2014 is certainly going to be an exciting year for us all here at Launceston Farm. Jimi with his ever extending lands and growing head of cattle, Sarah working hard towards her stylish new self-catering cottage and Cath as she develops more award winning recipes that will hopefully make her a trophy winner at the village produce show.
For me the year has started with a bang as I launch my new business, an exciting social enterprise, the Chamomile Project, which promotes wellbeing and recovery through gardening and nature based activities. We will initially be aimed at people with mental health difficulties but will also be working with local schools and community groups. As a gardener I have understood the power of gardening and nature and the benefits it has not only to my physical health but also my mental health and now I want to share that with other’s.
However to get this fantastic new project off the ground I need your help. I am running a crowdfunder campaign to raise funding so that I can attend further training to enable me to improve my leadership and mentoring skills as well as being able to offer a wider range of actives. Please support my campaign, it would mean a great deal to me. Next time you come and visit Launceston Farm perhaps I can teach you some bush craft and foraging skills!
We would like to be more dog-friendly so that when you come away you can bring the most important member of your household with you. The area is perfect for dog walking, there are dog-friendly beaches nearby and our cosy local pub welcomes well-behaved dogs. We would like to hear what you think. If you complete our VERY short survey by 31st January, leave us your email address and we will enter you in a prize draw to win one night’s B&B for two at Launceston Farm.

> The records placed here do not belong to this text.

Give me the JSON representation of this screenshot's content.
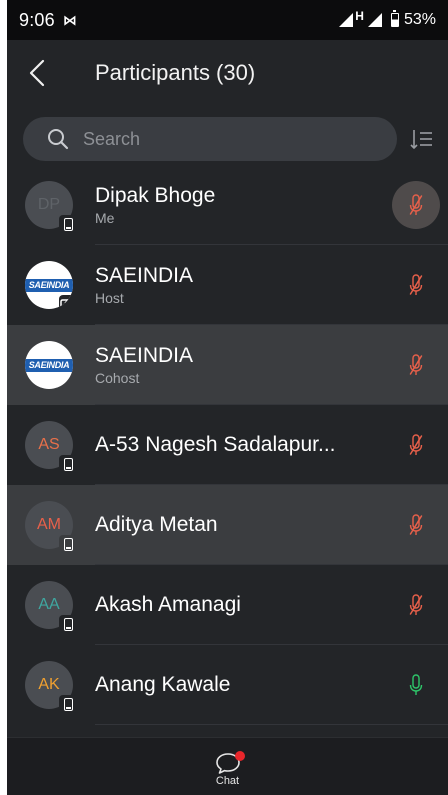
{
  "status_bar": {
    "time": "9:06",
    "app_icon": "⋈",
    "network": "H",
    "battery": "53%"
  },
  "header": {
    "title": "Participants (30)"
  },
  "search": {
    "placeholder": "Search"
  },
  "participants": [
    {
      "name": "Dipak Bhoge",
      "role": "Me",
      "initials": "DP",
      "initials_color": "#5f6368",
      "avatar": "initials",
      "badge": "phone",
      "mic": "muted",
      "mic_color": "#e8604a",
      "highlighted": false
    },
    {
      "name": "SAEINDIA",
      "role": "Host",
      "avatar": "logo",
      "logo_text": "SAEINDIA",
      "badge": "share",
      "mic": "muted",
      "mic_color": "#e8604a",
      "highlighted": false
    },
    {
      "name": "SAEINDIA",
      "role": "Cohost",
      "avatar": "logo",
      "logo_text": "SAEINDIA",
      "badge": "none",
      "mic": "muted",
      "mic_color": "#e8604a",
      "highlighted": true
    },
    {
      "name": "A-53 Nagesh Sadalapur...",
      "role": "",
      "initials": "AS",
      "initials_color": "#e8704a",
      "avatar": "initials",
      "badge": "phone",
      "mic": "muted",
      "mic_color": "#e8604a",
      "highlighted": false
    },
    {
      "name": "Aditya Metan",
      "role": "",
      "initials": "AM",
      "initials_color": "#e8604a",
      "avatar": "initials",
      "badge": "phone",
      "mic": "muted",
      "mic_color": "#e8604a",
      "highlighted": true
    },
    {
      "name": "Akash Amanagi",
      "role": "",
      "initials": "AA",
      "initials_color": "#3fa7a0",
      "avatar": "initials",
      "badge": "phone",
      "mic": "muted",
      "mic_color": "#e8604a",
      "highlighted": false
    },
    {
      "name": "Anang Kawale",
      "role": "",
      "initials": "AK",
      "initials_color": "#f0a030",
      "avatar": "initials",
      "badge": "phone",
      "mic": "unmuted",
      "mic_color": "#2ec76a",
      "highlighted": false
    }
  ],
  "bottom_bar": {
    "chat_label": "Chat",
    "chat_unread": true
  }
}
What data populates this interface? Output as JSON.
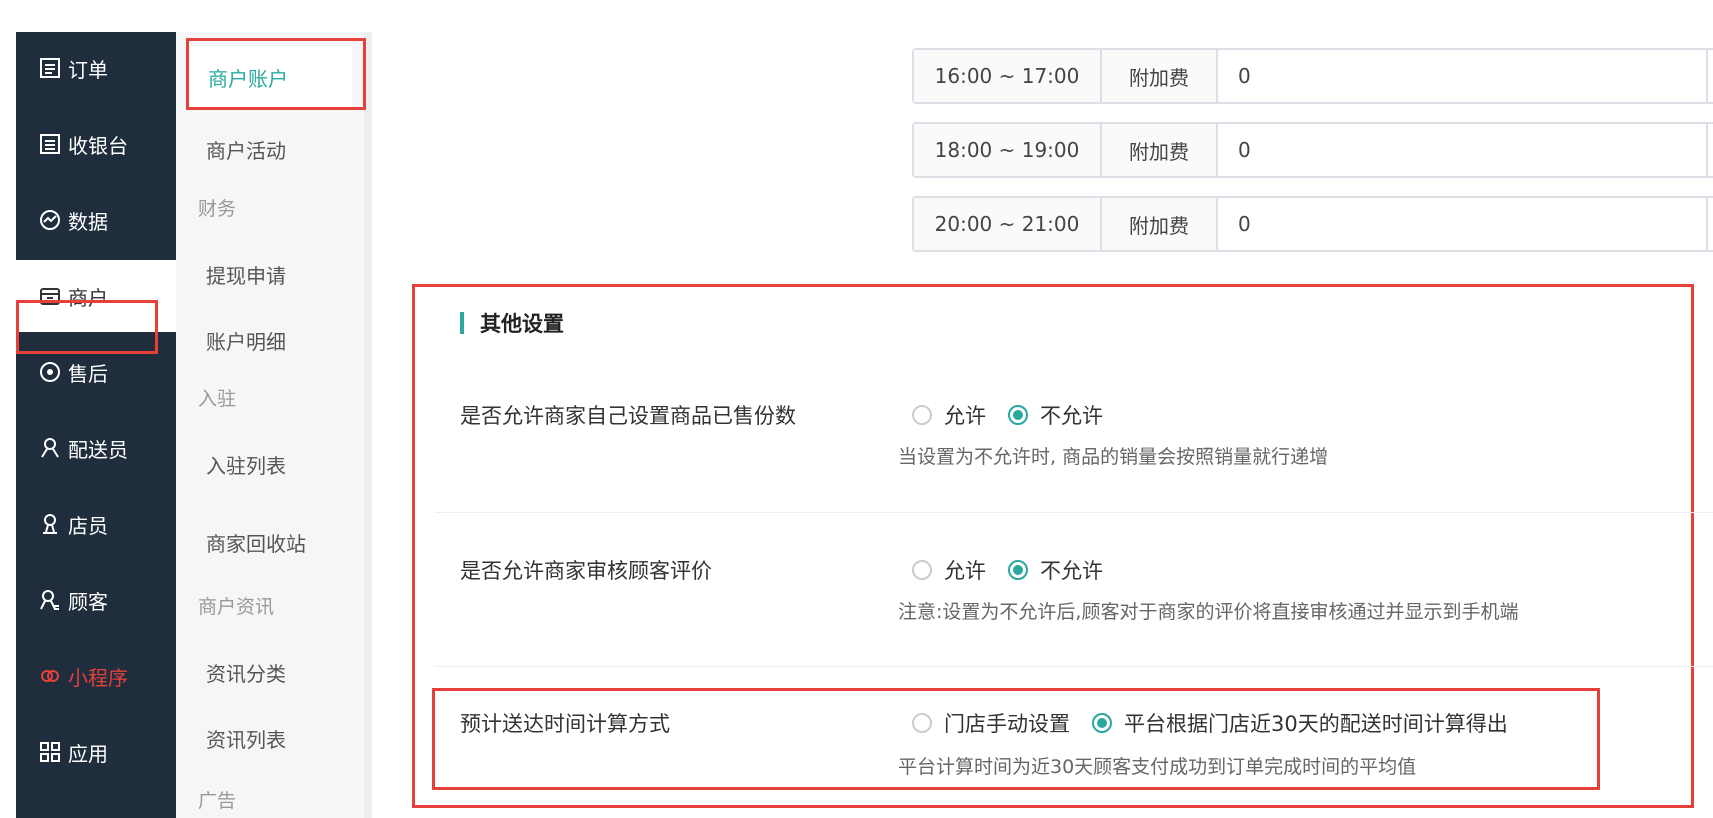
{
  "sidebar_main": {
    "items": [
      {
        "label": "订单",
        "icon": "order-list-icon"
      },
      {
        "label": "收银台",
        "icon": "cashier-icon"
      },
      {
        "label": "数据",
        "icon": "data-chart-icon"
      },
      {
        "label": "商户",
        "icon": "store-icon"
      },
      {
        "label": "售后",
        "icon": "after-sales-icon"
      },
      {
        "label": "配送员",
        "icon": "courier-icon"
      },
      {
        "label": "店员",
        "icon": "clerk-icon"
      },
      {
        "label": "顾客",
        "icon": "customer-icon"
      },
      {
        "label": "小程序",
        "icon": "mini-program-icon"
      },
      {
        "label": "应用",
        "icon": "apps-icon"
      }
    ]
  },
  "sidebar_sub": {
    "account": "商户账户",
    "activity": "商户活动",
    "group_finance": "财务",
    "withdraw": "提现申请",
    "account_detail": "账户明细",
    "group_settle": "入驻",
    "settle_list": "入驻列表",
    "recycle": "商家回收站",
    "group_news": "商户资讯",
    "news_category": "资讯分类",
    "news_list": "资讯列表",
    "group_ads": "广告"
  },
  "time_rows": [
    {
      "range": "16:00 ~ 17:00",
      "label": "附加费",
      "value": "0"
    },
    {
      "range": "18:00 ~ 19:00",
      "label": "附加费",
      "value": "0"
    },
    {
      "range": "20:00 ~ 21:00",
      "label": "附加费",
      "value": "0"
    }
  ],
  "other_settings": {
    "title": "其他设置",
    "sold_count": {
      "label": "是否允许商家自己设置商品已售份数",
      "options": [
        "允许",
        "不允许"
      ],
      "selected": "不允许",
      "hint": "当设置为不允许时, 商品的销量会按照销量就行递增"
    },
    "review": {
      "label": "是否允许商家审核顾客评价",
      "options": [
        "允许",
        "不允许"
      ],
      "selected": "不允许",
      "hint": "注意:设置为不允许后,顾客对于商家的评价将直接审核通过并显示到手机端"
    },
    "delivery_time": {
      "label": "预计送达时间计算方式",
      "options": [
        "门店手动设置",
        "平台根据门店近30天的配送时间计算得出"
      ],
      "selected": "平台根据门店近30天的配送时间计算得出",
      "hint": "平台计算时间为近30天顾客支付成功到订单完成时间的平均值"
    }
  },
  "colors": {
    "accent": "#2aa8a0",
    "sidebar": "#1f2d3d",
    "highlight": "#e5403a"
  }
}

It’s Kit’s 1st birthday today and I am knocking up a chocolate fudge cake with Stoates Flour. This 5th generation family run business, based at Cann Mills near Shaftesbury in Dorset, buys its organic milling wheat from Launceston Farm so my cupcakes will be almost entirely locally grown – Mavis’s eggs, Blackmore Vale Dairy milk and Stoates Flour – it’s so satisfying I am thinking of writing to Queen Mary Berry herself.